  • Nancy Pavón
    • Movement Disorders and Neurophysiology UnitsCentro Internacional de Restauración Neurológica (CIREN)
  • Maria-Cruz Rodríguez-Oroz
    • Department of Neurology, Clínica Universitaria and Medical School of Navarra, Neuroscience Centre, CIMAUniversity of Navarra
    • Centro de Investigación Biomédica en Red Sobre Enfermedades Neurodegenerativas (CIBERNED), Instituto Carlos IIIMinisterio de Investigación y Ciencias
  • Raúl Macías
    • Movement Disorders and Neurophysiology UnitsCentro Internacional de Restauración Neurológica (CIREN)
  • Jose A. Obeso
    • Department of Neurology, Clínica Universitaria and Medical School of Navarra, Neuroscience Centre, CIMAUniversity of Navarra
    • Centro de Investigación Biomédica en Red Sobre Enfermedades Neurodegenerativas (CIBERNED), Instituto Carlos IIIMinisterio de Investigación y Ciencias
    • Cognitive-Motor Neuroscience Group, Sobell Department of Motor Neuroscience and Movement DisordersUCL Institute of Neurology, The National Hospital for Neurology and Neurosurgery
Research Article

DOI: 10.1007/s00221-011-2736-6

Cite this article as:
Obeso, I., Wilkinson, L., Casabona, E. et al. Exp Brain Res (2011) 212: 371. doi:10.1007/s00221-011-2736-6

Abstract

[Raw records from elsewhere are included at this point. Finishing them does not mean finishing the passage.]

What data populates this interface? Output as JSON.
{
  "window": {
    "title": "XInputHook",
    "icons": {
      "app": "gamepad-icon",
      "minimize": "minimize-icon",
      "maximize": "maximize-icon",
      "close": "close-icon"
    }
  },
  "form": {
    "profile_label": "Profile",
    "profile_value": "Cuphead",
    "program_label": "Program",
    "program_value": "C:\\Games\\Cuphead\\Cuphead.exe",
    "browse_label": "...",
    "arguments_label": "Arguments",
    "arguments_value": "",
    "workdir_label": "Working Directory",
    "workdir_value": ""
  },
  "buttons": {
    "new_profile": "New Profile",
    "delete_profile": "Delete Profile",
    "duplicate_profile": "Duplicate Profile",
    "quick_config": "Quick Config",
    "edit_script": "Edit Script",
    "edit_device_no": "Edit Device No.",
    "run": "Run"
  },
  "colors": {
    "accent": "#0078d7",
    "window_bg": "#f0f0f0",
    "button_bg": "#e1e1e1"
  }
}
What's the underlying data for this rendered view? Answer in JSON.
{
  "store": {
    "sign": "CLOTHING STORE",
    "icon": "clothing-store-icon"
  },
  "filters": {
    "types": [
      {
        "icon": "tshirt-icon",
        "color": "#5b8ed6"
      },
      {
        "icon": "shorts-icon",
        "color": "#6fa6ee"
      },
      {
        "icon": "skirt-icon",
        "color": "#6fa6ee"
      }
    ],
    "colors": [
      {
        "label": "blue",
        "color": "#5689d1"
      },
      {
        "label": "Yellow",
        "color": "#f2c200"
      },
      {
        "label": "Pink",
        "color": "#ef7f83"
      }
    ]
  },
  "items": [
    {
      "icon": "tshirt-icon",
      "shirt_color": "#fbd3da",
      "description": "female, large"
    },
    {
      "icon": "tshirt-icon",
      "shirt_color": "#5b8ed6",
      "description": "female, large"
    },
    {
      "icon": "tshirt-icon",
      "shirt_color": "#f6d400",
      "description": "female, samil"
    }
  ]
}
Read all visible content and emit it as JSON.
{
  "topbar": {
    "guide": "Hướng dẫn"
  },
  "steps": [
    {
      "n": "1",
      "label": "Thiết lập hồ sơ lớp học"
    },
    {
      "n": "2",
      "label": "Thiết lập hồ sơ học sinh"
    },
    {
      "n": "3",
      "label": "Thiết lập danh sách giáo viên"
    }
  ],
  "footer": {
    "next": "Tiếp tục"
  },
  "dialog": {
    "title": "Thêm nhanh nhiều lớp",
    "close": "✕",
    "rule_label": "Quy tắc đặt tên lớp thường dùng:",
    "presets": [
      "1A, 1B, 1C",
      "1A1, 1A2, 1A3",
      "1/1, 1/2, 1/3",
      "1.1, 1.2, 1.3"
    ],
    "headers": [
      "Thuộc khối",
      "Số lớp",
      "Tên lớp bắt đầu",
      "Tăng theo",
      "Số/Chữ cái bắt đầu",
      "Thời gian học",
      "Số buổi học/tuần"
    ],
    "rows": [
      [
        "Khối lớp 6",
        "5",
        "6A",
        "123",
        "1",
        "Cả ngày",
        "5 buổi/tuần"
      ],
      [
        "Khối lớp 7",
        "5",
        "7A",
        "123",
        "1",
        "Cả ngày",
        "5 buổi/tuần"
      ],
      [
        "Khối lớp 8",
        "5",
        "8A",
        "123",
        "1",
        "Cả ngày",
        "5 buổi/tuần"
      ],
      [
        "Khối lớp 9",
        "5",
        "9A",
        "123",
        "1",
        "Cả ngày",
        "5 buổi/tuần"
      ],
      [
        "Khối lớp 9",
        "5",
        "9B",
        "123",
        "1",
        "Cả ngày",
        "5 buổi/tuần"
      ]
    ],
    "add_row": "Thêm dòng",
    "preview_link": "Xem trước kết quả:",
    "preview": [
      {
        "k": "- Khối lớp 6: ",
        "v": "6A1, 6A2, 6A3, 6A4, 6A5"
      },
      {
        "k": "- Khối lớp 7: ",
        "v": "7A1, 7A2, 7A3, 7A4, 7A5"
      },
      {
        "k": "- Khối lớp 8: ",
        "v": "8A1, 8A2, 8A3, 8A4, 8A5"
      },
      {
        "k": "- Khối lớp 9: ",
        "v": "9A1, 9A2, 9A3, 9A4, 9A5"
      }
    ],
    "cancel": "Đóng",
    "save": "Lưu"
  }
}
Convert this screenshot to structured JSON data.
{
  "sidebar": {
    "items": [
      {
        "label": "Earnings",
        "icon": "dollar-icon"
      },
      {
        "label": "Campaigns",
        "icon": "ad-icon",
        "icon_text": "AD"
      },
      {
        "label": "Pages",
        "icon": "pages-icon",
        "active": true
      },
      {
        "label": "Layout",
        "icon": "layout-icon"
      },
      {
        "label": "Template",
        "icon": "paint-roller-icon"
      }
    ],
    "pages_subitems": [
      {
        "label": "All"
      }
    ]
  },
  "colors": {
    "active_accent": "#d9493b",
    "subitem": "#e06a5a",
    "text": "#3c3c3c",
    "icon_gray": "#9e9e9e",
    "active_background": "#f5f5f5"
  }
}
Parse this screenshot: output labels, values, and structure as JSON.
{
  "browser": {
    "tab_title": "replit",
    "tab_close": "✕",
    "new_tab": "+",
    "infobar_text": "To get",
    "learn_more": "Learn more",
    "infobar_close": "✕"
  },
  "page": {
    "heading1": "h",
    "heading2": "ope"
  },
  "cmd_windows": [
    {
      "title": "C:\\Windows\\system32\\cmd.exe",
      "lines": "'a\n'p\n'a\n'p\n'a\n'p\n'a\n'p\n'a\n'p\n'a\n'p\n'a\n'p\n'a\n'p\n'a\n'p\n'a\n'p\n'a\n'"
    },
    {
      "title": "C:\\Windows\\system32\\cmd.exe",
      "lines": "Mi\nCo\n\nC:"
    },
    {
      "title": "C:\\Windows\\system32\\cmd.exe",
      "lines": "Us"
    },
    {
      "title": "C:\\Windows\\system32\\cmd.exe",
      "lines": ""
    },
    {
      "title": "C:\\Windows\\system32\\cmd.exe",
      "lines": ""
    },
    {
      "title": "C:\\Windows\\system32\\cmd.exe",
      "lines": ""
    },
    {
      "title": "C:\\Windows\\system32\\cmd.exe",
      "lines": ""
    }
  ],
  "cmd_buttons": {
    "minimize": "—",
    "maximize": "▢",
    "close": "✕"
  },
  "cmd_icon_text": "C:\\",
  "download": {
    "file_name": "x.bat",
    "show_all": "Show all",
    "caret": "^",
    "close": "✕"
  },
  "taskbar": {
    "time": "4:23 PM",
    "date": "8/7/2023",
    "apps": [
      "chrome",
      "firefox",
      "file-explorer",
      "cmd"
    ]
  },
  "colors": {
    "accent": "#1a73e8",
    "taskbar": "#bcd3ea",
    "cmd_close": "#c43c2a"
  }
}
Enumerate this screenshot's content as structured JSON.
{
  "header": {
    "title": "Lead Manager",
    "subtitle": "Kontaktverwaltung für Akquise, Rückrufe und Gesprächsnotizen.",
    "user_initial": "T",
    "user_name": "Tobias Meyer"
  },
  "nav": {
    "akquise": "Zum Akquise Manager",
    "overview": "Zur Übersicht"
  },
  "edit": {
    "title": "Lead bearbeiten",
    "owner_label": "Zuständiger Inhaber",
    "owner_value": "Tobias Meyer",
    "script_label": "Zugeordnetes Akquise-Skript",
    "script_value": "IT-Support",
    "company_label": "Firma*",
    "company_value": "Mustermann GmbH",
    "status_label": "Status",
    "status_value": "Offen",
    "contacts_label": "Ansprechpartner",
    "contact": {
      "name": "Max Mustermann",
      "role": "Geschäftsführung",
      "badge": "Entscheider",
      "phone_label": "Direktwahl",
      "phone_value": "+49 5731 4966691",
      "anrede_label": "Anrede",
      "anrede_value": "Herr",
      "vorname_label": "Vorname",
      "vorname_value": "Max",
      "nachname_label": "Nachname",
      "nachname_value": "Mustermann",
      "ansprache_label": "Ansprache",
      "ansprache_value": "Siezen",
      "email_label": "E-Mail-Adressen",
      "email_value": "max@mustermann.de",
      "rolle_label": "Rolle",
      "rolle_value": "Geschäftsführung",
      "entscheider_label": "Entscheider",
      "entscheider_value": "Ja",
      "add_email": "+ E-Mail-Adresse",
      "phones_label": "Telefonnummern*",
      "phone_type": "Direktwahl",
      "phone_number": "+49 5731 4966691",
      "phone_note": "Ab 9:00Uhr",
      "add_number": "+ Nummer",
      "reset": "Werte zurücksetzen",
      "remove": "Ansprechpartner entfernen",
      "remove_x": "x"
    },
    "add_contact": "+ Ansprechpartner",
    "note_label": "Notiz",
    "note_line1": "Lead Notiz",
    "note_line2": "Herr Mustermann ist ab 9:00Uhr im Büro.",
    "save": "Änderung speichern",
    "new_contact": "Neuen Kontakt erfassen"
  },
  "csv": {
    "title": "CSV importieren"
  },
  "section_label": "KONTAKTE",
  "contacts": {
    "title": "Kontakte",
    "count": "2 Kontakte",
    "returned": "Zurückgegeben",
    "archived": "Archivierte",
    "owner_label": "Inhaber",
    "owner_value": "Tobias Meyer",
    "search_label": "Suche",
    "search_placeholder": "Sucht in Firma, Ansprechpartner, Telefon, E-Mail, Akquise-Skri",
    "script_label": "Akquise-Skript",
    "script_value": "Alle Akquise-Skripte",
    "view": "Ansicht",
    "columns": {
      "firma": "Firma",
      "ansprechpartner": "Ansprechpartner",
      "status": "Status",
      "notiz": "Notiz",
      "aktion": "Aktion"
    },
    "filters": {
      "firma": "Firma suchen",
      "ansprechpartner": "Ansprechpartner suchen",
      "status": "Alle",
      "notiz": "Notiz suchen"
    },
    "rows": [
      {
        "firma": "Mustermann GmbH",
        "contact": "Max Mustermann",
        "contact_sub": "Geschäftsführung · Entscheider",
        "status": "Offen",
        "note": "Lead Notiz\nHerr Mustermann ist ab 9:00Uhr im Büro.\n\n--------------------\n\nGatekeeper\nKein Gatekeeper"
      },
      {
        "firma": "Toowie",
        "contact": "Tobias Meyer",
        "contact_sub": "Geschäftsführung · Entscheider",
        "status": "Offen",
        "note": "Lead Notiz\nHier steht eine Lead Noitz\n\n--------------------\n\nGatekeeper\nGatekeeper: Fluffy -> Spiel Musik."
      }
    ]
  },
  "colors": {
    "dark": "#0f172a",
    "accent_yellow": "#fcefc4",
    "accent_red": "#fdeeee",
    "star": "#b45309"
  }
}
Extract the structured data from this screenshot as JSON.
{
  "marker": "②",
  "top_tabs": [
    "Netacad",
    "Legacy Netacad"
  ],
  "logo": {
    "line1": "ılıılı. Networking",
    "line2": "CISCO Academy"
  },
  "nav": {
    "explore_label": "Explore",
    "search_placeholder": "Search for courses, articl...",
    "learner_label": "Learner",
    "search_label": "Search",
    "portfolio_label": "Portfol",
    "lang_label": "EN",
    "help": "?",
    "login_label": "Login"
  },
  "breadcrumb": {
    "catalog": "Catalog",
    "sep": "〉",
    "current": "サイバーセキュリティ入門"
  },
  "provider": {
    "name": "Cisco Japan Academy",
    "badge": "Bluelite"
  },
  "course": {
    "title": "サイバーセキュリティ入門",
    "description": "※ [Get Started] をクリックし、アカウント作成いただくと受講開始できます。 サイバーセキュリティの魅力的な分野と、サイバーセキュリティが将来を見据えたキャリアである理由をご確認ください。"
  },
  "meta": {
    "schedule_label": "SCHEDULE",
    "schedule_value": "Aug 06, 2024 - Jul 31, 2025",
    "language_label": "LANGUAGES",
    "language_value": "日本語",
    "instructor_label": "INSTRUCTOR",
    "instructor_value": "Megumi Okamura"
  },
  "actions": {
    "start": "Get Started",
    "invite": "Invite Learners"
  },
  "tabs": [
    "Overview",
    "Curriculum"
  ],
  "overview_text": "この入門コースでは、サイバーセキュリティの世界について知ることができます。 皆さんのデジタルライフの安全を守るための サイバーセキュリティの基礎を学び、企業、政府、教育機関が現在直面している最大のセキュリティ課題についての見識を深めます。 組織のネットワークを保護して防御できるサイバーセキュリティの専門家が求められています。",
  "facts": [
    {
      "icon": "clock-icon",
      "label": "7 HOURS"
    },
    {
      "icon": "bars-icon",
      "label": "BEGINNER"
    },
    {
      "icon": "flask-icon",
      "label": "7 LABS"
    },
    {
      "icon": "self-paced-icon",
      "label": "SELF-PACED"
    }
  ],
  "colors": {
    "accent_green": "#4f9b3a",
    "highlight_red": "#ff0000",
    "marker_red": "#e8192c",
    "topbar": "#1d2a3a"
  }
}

Recent imaging studies in healthy controls with a conditional stop signal reaction time (RT) task have implicated the subthalamic nucleus (STN) in response inhibition and the pre-supplementary motor area (pre-SMA) in conflict resolution. Parkinson’s disease (PD) is characterized by striatal dopamine deficiency and overactivity of the STN and underactivation of the pre-SMA during movement. We used the conditional stop signal RT task to investigate whether PD produced similar or dissociable effects on response initiation, response inhibition and response initiation under conflict. In addition, we also examined inhibition of prepotent responses on three cognitive tasks: the Stroop, random number generation and Hayling sentence completion. PD patients were impaired on the conditional stop signal reaction time task, with response initiation both in situations with or without conflict and response inhibition all being significantly delayed, and had significantly greater difficulty in suppressing prepotent or habitual responses on the Stroop, Hayling and random number generation tasks relative to controls. These results demonstrate the existence of a generalized inhibitory deficit in PD, which suggest that PD is a disorder of inhibition as well as activation and that in situations of conflict, executive control over responses is compromised.

Keywords

Fronto-striatal circuitsParkinson’s diseaseSubthalamic nucleusInhibitionStop signal task

Copyright information

© Springer-Verlag 2011